Ayush started interviewing people who were running these organisations and shortlisted three organisations, including the Sundarban Foundation run by Prasenjit Mandal. The foundation is supporting widows of fishermen, who were killed by tigers, by skilling them, educating their children, offering medical support, including free eye check-ups and distribution of spectacles to those who need them completely free of cost.
“Students who go to local government schools attend our remedial centre where we ensure that they have understood their lessons. The centre is used for vocational training in the evenings; we teach khadi weaving, electrical work, plumbing, and speaking English so that some can get jobs at nearby hotels. We have planted over 2,000 trees for the women’s self-help groups (SHG), and they are growing mango and jackfruit.”
The Ek Packet Umeed team has connected the SHGs with organic stores who buy all their produce at a fair price. They have also trained farmers of the village in crop rotation so that the land does not lie unused for a major part of the year.
“We have created a scenario where both men and women are earning and children are getting an education. Today, the average income of the villagers in Bali village has increased from Rs 2,500 to Rs 10,000,” Ayush says.
The team is planning to introduce a courtyard concept in the village - a school on one side, a vocational training centre on the other, and a health and community centre in the centre.
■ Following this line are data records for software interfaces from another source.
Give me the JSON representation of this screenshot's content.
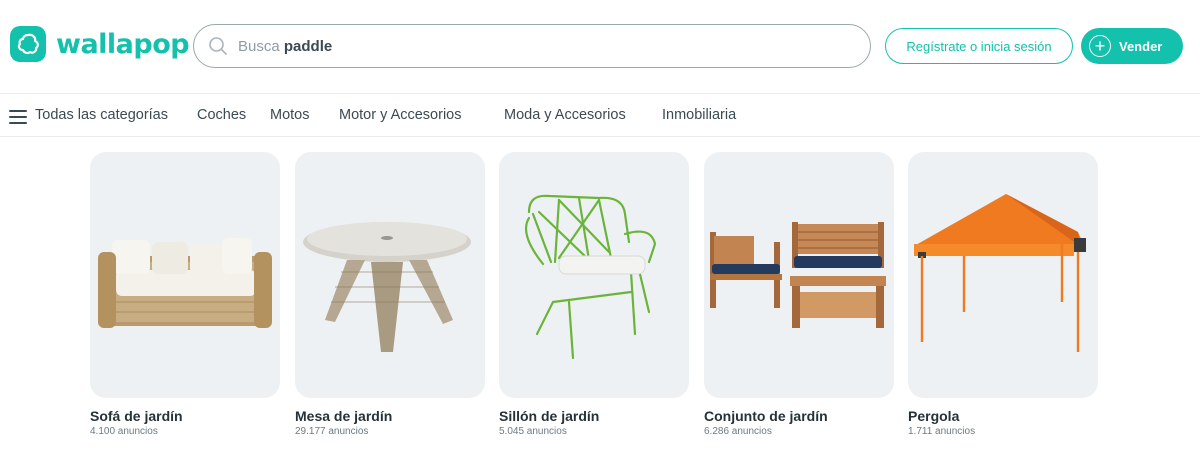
{
  "brand": {
    "name": "wallapop",
    "color": "#13c1ac",
    "logo_icon": "wallapop-logo-icon"
  },
  "search": {
    "prefix": "Busca",
    "suggestion": "paddle",
    "icon": "search-icon"
  },
  "header": {
    "register_label": "Regístrate o inicia sesión",
    "sell_label": "Vender",
    "sell_icon": "plus-circle-icon"
  },
  "nav": {
    "menu_icon": "hamburger-menu-icon",
    "all_categories": "Todas las categorías",
    "items": [
      {
        "label": "Coches"
      },
      {
        "label": "Motos"
      },
      {
        "label": "Motor y Accesorios"
      },
      {
        "label": "Moda y Accesorios"
      },
      {
        "label": "Inmobiliaria"
      }
    ]
  },
  "categories": [
    {
      "title": "Sofá de jardín",
      "count": "4.100 anuncios",
      "image": "rattan-sofa-image"
    },
    {
      "title": "Mesa de jardín",
      "count": "29.177 anuncios",
      "image": "round-rattan-table-image"
    },
    {
      "title": "Sillón de jardín",
      "count": "5.045 anuncios",
      "image": "green-wire-armchair-image"
    },
    {
      "title": "Conjunto de jardín",
      "count": "6.286 anuncios",
      "image": "wooden-garden-set-image"
    },
    {
      "title": "Pergola",
      "count": "1.711 anuncios",
      "image": "orange-canopy-tent-image"
    }
  ]
}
“Once we have achieved certain parameters, we will move on to another village as we don’t want them to become dependent on us. We plan to help more than 20 villages in the next 10 years,” Ayush says.